The road ends quite literally at Howth Head, a massive cliff. And the village is charming, buildings painted in pastels and jewel tones, a pub or two, the marina and a jetty stretching far out into the ocean.
Looking back at Howth village from the marina.
Walking along the jetty. The wind was fierce.
Just a few hours earlier, I’d been looking at this very marina (and knew what I was looking at, too, I’d spent so many hours poring over the map). We got out and walked atop the jetty in a strong ocean breeze, just strolling, with ice cream cones. (In every town or village, you’ll see a store—a grocery, a pharmacy, a newsstand, a convenience store, perhaps—with a four-foot-tall plastic ice cream cone standing out front, like the old cigar-store Indians; inside, the most delicious ice cream!)
Back at Gerry’s, I (ahem) took a nap while simultaneously watching a DVD of Bend It Like Beckham. Delightful movie. (No, really! It was!) Later we had delicious Indian takeout … and by then I was fading fast, it being nearly 10pm local time. A brisk walk back to my B&B to journal and write postcards did me in. Final score for me: thirty-six hours, no sleep.
*Note: Kevin retired completely not too long ago, and the home is now a private one.

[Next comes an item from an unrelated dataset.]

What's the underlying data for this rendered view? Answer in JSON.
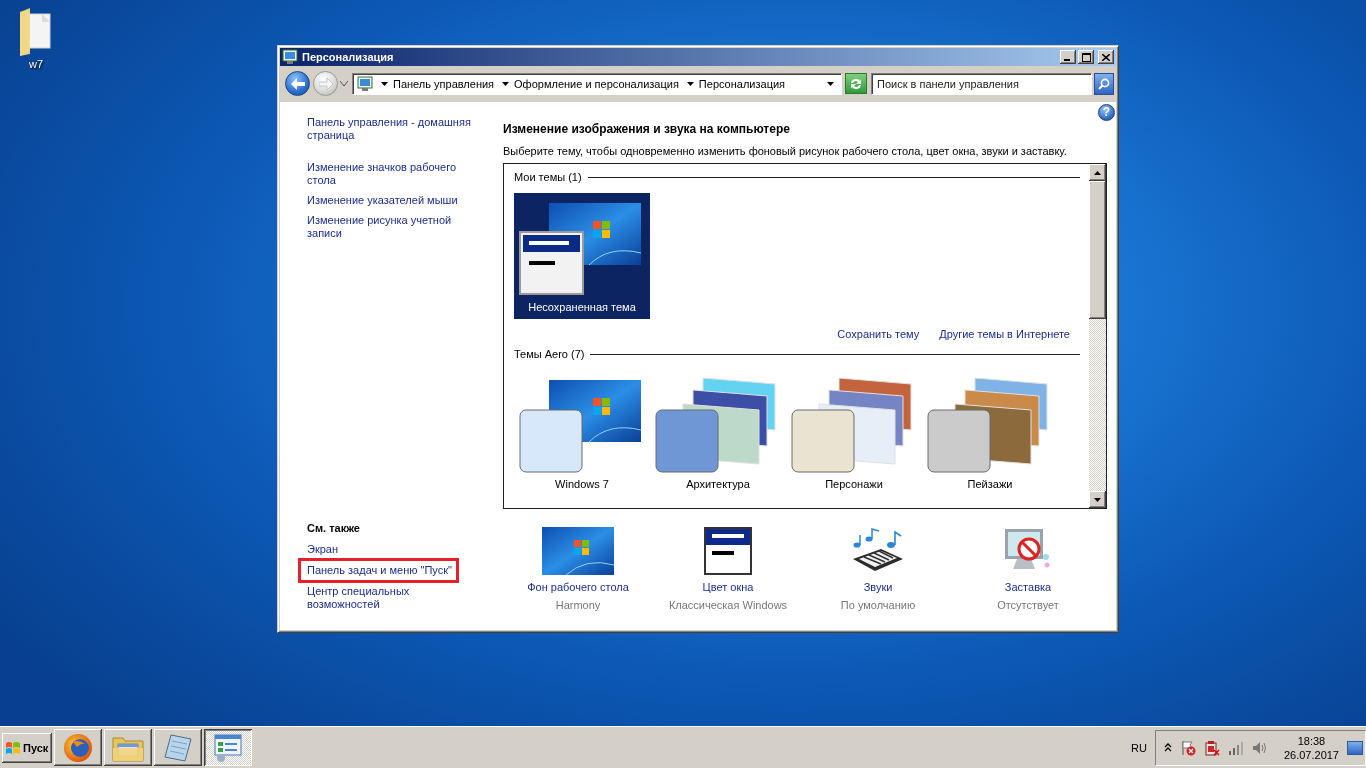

A note about the photos: In 2003 I was using a 1970s-era Canon F-1. Portable digital cameras had been introduced in the mid-1990s but I couldn’t justify the cost when I had a wonderful professional-grade camera that took beautiful photographs on film. However, with film you snap and hope you got a good image; I didn’t know what image I’d captured until long after I’d returned home. Affordable technology to convert film to .jpg was also new then, so the photos you’ve seen and will see are of that in-between era. By the time of my next trip across the Pond, I’d gone digital.